"The game, as far as I'm concerned, boils down to the fourth inning," Rockies manager Jim Tracy said. "Jonathan made some great pitches, then he had a momentary lapse and made a bad pitch to Ian Kennedy. Next thing you know they have four runs on the board, and really it's the difference in the game."
The loss marked the Rockies' seventh in their last nine games.
Sanchez left after tossing four innings and surrendering five runs on six hits. The left-hander has allowed five or more runs in six of his 13 starts this season.

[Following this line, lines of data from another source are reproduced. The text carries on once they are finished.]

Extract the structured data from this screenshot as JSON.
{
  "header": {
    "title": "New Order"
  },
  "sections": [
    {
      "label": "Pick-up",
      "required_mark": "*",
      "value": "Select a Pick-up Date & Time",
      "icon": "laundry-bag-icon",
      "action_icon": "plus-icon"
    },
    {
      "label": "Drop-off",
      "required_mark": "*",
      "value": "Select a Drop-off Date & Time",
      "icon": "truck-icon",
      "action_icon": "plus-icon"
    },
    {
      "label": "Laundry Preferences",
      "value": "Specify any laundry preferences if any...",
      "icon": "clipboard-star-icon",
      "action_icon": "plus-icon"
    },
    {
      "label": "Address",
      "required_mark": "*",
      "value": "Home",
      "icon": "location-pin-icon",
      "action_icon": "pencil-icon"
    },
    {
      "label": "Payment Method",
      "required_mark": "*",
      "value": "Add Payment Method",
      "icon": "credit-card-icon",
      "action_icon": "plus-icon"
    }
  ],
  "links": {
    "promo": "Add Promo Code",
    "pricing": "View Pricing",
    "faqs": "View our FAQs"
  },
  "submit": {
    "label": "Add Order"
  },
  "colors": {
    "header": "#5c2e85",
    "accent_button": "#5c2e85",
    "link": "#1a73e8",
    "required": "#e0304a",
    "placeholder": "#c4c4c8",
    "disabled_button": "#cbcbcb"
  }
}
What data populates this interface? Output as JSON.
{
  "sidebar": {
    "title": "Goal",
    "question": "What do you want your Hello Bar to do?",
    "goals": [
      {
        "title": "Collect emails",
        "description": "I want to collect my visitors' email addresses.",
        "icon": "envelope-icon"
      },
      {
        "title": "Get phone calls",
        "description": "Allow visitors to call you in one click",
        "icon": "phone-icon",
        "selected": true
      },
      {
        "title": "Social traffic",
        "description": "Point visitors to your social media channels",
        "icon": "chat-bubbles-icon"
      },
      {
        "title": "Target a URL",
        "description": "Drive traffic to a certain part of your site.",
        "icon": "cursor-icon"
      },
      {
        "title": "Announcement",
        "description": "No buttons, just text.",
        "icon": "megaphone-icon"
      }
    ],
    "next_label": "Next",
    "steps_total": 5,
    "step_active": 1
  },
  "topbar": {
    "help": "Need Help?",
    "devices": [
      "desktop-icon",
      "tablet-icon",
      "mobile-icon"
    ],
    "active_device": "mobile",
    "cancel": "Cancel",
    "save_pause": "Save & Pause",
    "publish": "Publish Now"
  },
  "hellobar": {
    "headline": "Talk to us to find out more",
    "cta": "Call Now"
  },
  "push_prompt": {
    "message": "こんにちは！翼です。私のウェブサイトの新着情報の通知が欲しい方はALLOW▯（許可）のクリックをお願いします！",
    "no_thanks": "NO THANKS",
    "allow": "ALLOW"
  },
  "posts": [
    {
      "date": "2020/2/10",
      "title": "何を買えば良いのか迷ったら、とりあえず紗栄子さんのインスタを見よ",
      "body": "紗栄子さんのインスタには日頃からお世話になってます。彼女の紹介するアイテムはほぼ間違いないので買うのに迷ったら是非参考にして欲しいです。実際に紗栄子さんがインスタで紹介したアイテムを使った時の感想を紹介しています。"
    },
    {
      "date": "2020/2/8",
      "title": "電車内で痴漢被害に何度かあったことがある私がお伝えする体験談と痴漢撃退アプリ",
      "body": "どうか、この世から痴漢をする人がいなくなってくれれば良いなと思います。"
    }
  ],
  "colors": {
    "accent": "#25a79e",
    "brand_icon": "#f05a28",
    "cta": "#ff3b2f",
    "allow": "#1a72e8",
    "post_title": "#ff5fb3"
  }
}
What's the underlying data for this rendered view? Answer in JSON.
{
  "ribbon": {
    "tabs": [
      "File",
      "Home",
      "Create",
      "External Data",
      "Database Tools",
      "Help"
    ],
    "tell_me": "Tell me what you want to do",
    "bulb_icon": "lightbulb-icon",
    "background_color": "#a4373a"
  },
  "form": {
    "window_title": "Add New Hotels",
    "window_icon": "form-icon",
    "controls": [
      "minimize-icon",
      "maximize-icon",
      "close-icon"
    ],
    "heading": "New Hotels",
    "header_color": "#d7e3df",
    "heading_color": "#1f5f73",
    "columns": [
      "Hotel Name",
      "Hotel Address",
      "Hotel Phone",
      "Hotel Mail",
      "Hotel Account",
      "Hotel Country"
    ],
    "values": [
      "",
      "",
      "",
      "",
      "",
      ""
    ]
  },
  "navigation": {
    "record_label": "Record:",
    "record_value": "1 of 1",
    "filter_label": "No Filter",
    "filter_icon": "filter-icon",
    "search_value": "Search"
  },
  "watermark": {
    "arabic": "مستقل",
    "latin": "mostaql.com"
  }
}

"I felt pretty good, I thought I made some good pitches," Sanchez said. "I was over the plate more than I'm used to. It was one of those days where you make a mistake and you have to pay for it."
Sanchez, who spent the first six years of his career in San Francisco, was 1-6 with an 8.06 ERA this season with the Royals before the trade. From 2009-11 in the NL, however, Sanchez was 25-28 with a 3.75 ERA, and his .204 opponents' average in 2009 led the Majors.
"I didn't know what to expect, because I hadn't seen him in a while," Tracy said. "He's had some trouble spots over his course of time in Kansas City, but we saw some good breaking pitches from him and his fastball at times was well located. Like I said, though, he had the one mishap to Kennedy."
The aforementioned blunder by Sanchez came in the fourth after Colorado received a gift from Miguel Montero, who hit a ball off the right-field wall but was tagged out heading to second base with runners already occupying second and third.
After Chris Young popped out, Sanchez intentionally walked Ryan Roberts to load the bases with two outs -- setting up Kennedy to deliver the biggest blow of the night and give the D-backs a 4-0 lead.
"I got Kennedy in a good count and then I made a mistake over the plate," Sanchez said. "It was supposed to be a fastball away and it ran through the middle."
The abrupt change in momentum left Tracy wondering what if after the game.
"You get the guy out and it's a zero on the scoreboard," Tracy said. "You might be out there to win the game in relation to what else took place, because we shut them down after the fourth inning."
On the other side of the coin, Kennedy was just as surprised he hit the ball as hard and as far as he did.
"That's happened a couple of times, where they've walked the guy in front of me to load the bases and I haven't hit the ball very good at all this year," he said. "I just saw the ball and tried to make solid contact. It felt good to actually do something in that situation."
Offensively, things weren't much better for the Rockies. Batting third, Carlos Gonzalez hit his 20th home run of the season in the ninth inning to snap a 0-for-28 drought over the last two games from the middle of the order.
"Quite frankly, offensively we haven't done much at all, very little in fact," Tracy said. "That makes it pretty tough to generate any additional offense."
D-backs first baseman Paul Goldschmidt opened the scoring with a solo homer in the second. Josh Rutledge got the Rockies on the board in the fifth with his first big league homer to cut the Arizona lead to 5-1.
After Sanchez left the game, Carlos Torres pitched three hitless frames to keep the Rockies within striking distance, even though the offense remained mostly punchless.
"Probably the best outing Torres has had in between the couple times he's been back and forth with us in the big leagues," Tracy said. "He threw a lot of strikes, a lot of quality strikes. He kept the game where it was at, we just weren't able to do anything."